▶ [The task] Number of lines with the string "icon" in the entries below: report it, and nothing besides.

::: Entries supplied :::

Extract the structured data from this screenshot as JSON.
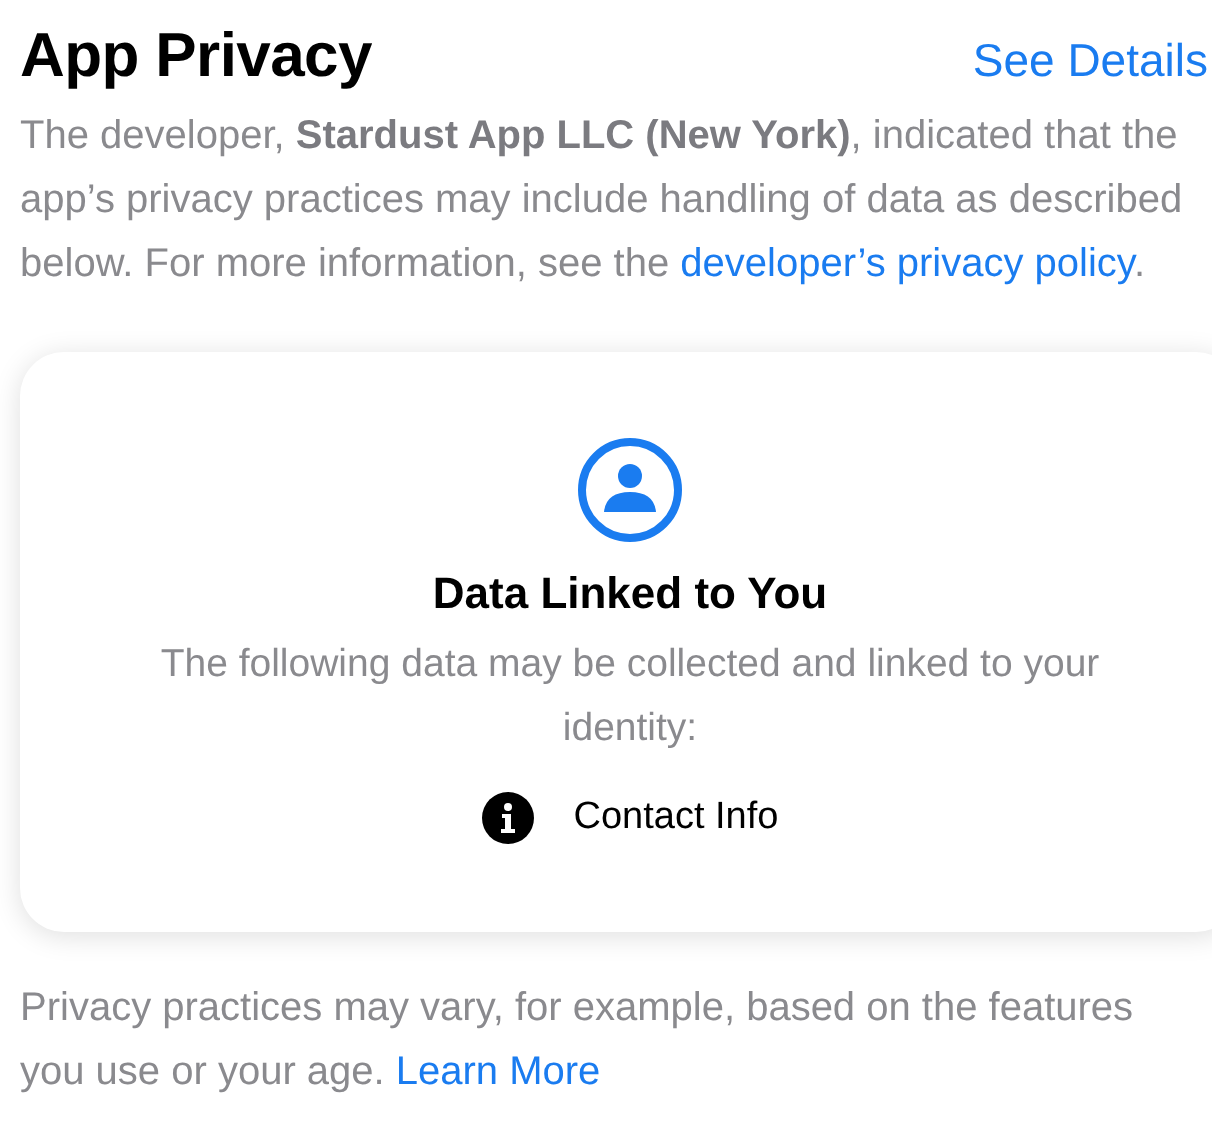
{
  "header": {
    "title": "App Privacy",
    "action": "See Details"
  },
  "intro": {
    "text": "The developer, **Stardust App LLC (New York)**, indicated that the app’s privacy practices may include handling of data as described below. For more information, see the ",
    "link": "developer’s privacy policy",
    "after": "."
  },
  "card": {
    "title": "Data Linked to You",
    "description": "The following data may be collected and linked to your identity:",
    "items": [
      {
        "kind": "info",
        "label": "Contact Info"
      }
    ]
  },
  "footer": {
    "text": "Privacy practices may vary, for example, based on the features you use or your age. ",
    "link": "Learn More"
  }
}
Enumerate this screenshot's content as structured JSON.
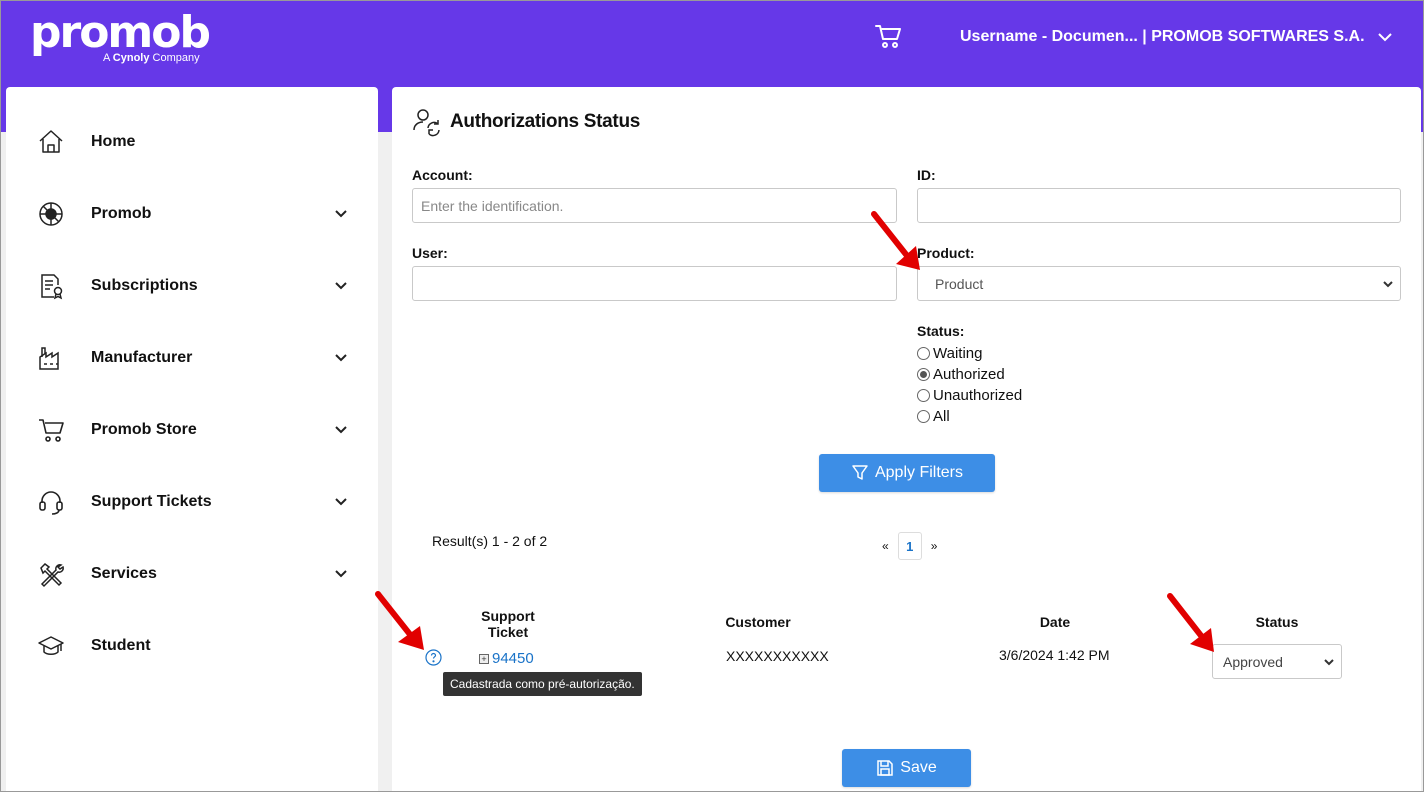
{
  "header": {
    "logo_word": "promob",
    "logo_tag_prefix": "A ",
    "logo_tag_brand": "Cynoly",
    "logo_tag_suffix": " Company",
    "user_label": "Username - Documen... | PROMOB SOFTWARES S.A.",
    "cart_icon": "cart-icon",
    "brand_color": "#6638e8"
  },
  "sidebar": {
    "items": [
      {
        "label": "Home",
        "icon": "home-icon",
        "expandable": false
      },
      {
        "label": "Promob",
        "icon": "promob-logo-icon",
        "expandable": true
      },
      {
        "label": "Subscriptions",
        "icon": "subscription-document-icon",
        "expandable": true
      },
      {
        "label": "Manufacturer",
        "icon": "factory-icon",
        "expandable": true
      },
      {
        "label": "Promob Store",
        "icon": "cart-icon",
        "expandable": true
      },
      {
        "label": "Support Tickets",
        "icon": "headset-icon",
        "expandable": true
      },
      {
        "label": "Services",
        "icon": "tools-icon",
        "expandable": true
      },
      {
        "label": "Student",
        "icon": "graduation-cap-icon",
        "expandable": false
      }
    ]
  },
  "main": {
    "title": "Authorizations Status",
    "filters": {
      "account_label": "Account:",
      "account_placeholder": "Enter the identification.",
      "account_value": "",
      "id_label": "ID:",
      "id_value": "",
      "user_label": "User:",
      "user_value": "",
      "product_label": "Product:",
      "product_selected": "Product",
      "status_label": "Status:",
      "status_options": [
        "Waiting",
        "Authorized",
        "Unauthorized",
        "All"
      ],
      "status_selected": "Authorized",
      "apply_label": "Apply Filters"
    },
    "results_text": "Result(s) 1 - 2 of 2",
    "pager": {
      "prev": "«",
      "current": "1",
      "next": "»"
    },
    "table": {
      "headers": {
        "ticket_line1": "Support",
        "ticket_line2": "Ticket",
        "customer": "Customer",
        "date": "Date",
        "status": "Status"
      },
      "rows": [
        {
          "ticket": "94450",
          "customer": "XXXXXXXXXXX",
          "date": "3/6/2024 1:42 PM",
          "status": "Approved",
          "tooltip": "Cadastrada como pré-autorização."
        }
      ]
    },
    "save_label": "Save",
    "accent_color": "#3d8ee6"
  }
}
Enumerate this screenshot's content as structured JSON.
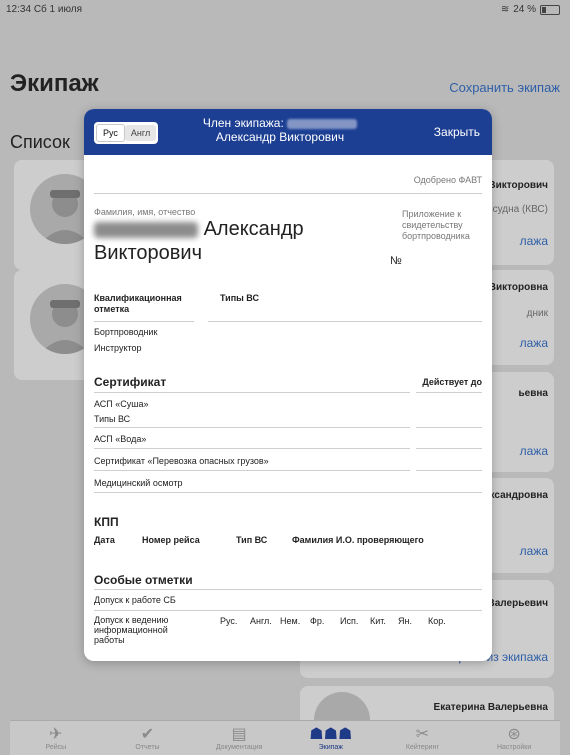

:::

▶ [Answer for the task] 9